Millions of tax dollars are likely being wasted in Utah’s Medicaid program on procedures — including a breast augmentation and nose jobs — that aren’t covered by the government insurance program, according to a scathing legislative audit released Tuesday.
Millions more are lost because the Medicaid department isn’t adequately going after providers who submit fraudulent bills. And while there are three sets of internal auditors charged with overseeing the department and its $1.7 billion budget, none are independent enough to do their jobs appropriately, the report says.
“I don’t know that I’ve read a more damning report,” said House Speaker Dave Clark, R-Santa Clara, during a Tuesday legislative meeting. He called leaders of Medicaid and the health department “somewhat lazy and sloppy.”
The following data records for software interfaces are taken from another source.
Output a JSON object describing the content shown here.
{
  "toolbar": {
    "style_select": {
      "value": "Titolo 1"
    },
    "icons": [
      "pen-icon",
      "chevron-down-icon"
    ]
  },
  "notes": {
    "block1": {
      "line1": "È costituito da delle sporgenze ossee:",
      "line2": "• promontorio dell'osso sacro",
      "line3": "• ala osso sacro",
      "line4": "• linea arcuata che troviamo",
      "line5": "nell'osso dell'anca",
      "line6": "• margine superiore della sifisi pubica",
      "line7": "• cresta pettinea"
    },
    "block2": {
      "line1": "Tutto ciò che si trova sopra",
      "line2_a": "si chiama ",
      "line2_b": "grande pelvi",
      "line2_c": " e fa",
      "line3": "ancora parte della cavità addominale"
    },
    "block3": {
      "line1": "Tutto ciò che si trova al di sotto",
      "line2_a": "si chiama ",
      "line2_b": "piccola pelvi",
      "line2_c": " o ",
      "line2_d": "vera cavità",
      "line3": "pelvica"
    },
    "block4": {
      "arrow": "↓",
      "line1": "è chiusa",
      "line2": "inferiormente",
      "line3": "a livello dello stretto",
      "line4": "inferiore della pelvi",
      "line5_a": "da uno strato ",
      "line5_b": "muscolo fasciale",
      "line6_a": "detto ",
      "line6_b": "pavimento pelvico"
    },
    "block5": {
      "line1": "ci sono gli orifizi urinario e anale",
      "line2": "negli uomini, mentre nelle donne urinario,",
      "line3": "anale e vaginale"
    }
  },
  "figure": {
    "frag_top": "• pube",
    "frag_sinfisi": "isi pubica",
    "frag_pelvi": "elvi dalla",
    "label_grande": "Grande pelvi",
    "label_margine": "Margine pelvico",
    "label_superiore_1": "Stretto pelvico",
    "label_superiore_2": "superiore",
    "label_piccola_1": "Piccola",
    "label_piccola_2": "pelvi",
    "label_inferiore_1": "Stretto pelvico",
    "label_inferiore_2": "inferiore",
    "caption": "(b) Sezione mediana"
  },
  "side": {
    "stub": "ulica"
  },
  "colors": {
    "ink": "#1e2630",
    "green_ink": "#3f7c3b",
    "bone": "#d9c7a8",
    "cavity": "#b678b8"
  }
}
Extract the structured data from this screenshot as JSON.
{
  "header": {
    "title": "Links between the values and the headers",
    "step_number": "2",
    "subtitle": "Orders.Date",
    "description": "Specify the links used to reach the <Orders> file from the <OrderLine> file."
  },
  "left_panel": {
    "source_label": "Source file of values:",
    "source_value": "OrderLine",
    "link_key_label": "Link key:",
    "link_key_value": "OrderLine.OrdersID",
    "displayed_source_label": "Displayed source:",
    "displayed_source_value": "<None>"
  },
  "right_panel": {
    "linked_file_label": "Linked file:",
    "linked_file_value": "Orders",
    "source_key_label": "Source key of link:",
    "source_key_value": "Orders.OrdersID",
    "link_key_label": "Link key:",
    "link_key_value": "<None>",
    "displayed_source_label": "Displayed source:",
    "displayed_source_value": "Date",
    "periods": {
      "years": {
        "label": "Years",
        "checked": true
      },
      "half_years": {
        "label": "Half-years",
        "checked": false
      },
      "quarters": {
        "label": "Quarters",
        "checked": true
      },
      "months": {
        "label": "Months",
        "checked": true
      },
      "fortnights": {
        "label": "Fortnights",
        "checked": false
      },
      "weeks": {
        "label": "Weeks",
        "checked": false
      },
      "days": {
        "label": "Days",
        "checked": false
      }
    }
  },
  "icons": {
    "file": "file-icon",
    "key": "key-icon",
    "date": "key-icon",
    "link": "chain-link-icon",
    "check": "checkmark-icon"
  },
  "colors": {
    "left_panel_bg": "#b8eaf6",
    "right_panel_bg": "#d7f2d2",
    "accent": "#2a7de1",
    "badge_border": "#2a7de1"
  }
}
“Every single page of this audit talks about lack of leadership, lack of management, lack of organization, lack of follow up,” he said. “Lack of, lack of, lack of. … I’m concerned.”
The audit reviewed Medicaid’s Bureau of Program Integrity, which is responsible for protecting Medicaid from provider fraud, waste and abuse through avoiding unnecessary costs and recovering wrongly paid bills. It was reorganized in 2008 in response to “growing concerns” by the federal government about “Utah’s commitment to Medicaid integrity,” according to the audit, which nevertheless found the bureau lacking.
“We believe there is significant room for improvement in BPI’s operations, which can result in significant savings over time for the Medicaid program,” Tuesday’s audit states.
David Sundwall, the executive director of the Utah Department of Health, and Michael Hales, its Medicaid director, did not dispute the audit’s findings. “We accept all the recommendations of the audit and have begun the work required to implement them,” they said in a written response, adding that some changes may require additional funding.
While auditors said they couldn’t pinpoint exact dollar figures of potential savings with reform, they estimated at least $20 million savings in federal and state dollars.
Read the whole article—and the full audit report here—for a clinic on why it’s absolutely essential to routinely look under the hood of government programs. How many more tax dollars would have been wasted had this audit not been performed? Even more frightening, what would we find if we pulled up the rug on every other government program?
There’s a separate lesson here about the folly of letting governments run health care enterprises, but that’s a whole ‘nother can of worms.